What is the Lottery?

The toto macau lottery is a form of gambling in which numbers are drawn to determine winners. Prizes may be cash or goods. Usually, a state or local government operates the lottery. In the United States, lotteries are legal in all forty-eight states and the District of Columbia. All profits are used to fund public projects. Lotteries are also known as raffles, games of chance, or keno.

Many states use a variant of the national Multi-State Lottery Association (MUSL) game format, which features a series of six to twenty-four numbers and a bonus ball or number. The winning ticket must match all of the selected numbers. The lottery is one of the most popular forms of gambling in the world. Its popularity is partly due to its ability to appeal to the masses through billboard advertisements and a perceived low risk. In addition, it allows people to win large sums of money with minimal effort.

Historically, lotteries have been a common method for raising funds for public projects.
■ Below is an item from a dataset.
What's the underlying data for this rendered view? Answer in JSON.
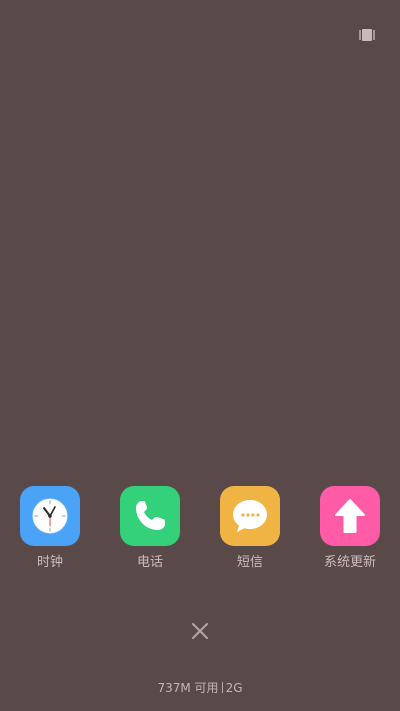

In the seventeenth century, George Washington supported a lottery to fund the Continental Army, and Benjamin Franklin argued in favor of using lotteries to finance government spending during the Revolutionary War. After the war, several states began to use lotteries as a way to raise revenue without increasing taxes.

In the nineteenth century, lotteries became increasingly popular in the United States. By the 1920s, more than half of U.S. states offered a variety of lotteries. The state governments created these lotteries to improve the economic well-being of their citizens by offering them a chance to win substantial amounts of money in exchange for an investment of a small amount of money. Lottery revenues have since been a major source of revenue for the states.

Despite the long odds of winning, some people continue to play the lottery. The reason for this is probably twofold: the psychological thrill of a big win and an irrational belief that the lottery offers the only chance to escape from poverty. This last point is particularly dangerous in an era of rising inequality and limited social mobility, because it creates the impression that winning the lottery, even at the longest odds, is the only way to make it up the socioeconomic ladder.

The purchase of a lottery ticket cannot be accounted for by decision models that rely on expected value maximization, because the tickets cost more than the prize money. However, the purchase of a lottery ticket may be justified by entertainment and other non-monetary values. Moreover, the purchase of a lottery ticket is often a rational decision under conditions of uncertainty.

People in lower socioeconomic classes are less likely to buy tickets than those in higher income groups. This is partly because the lower-income neighborhoods are less frequented by retail stores and gas stations, which are more likely to sell lottery tickets. Additionally, the NGISC report found no evidence that lottery marketers target their advertising to poor communities.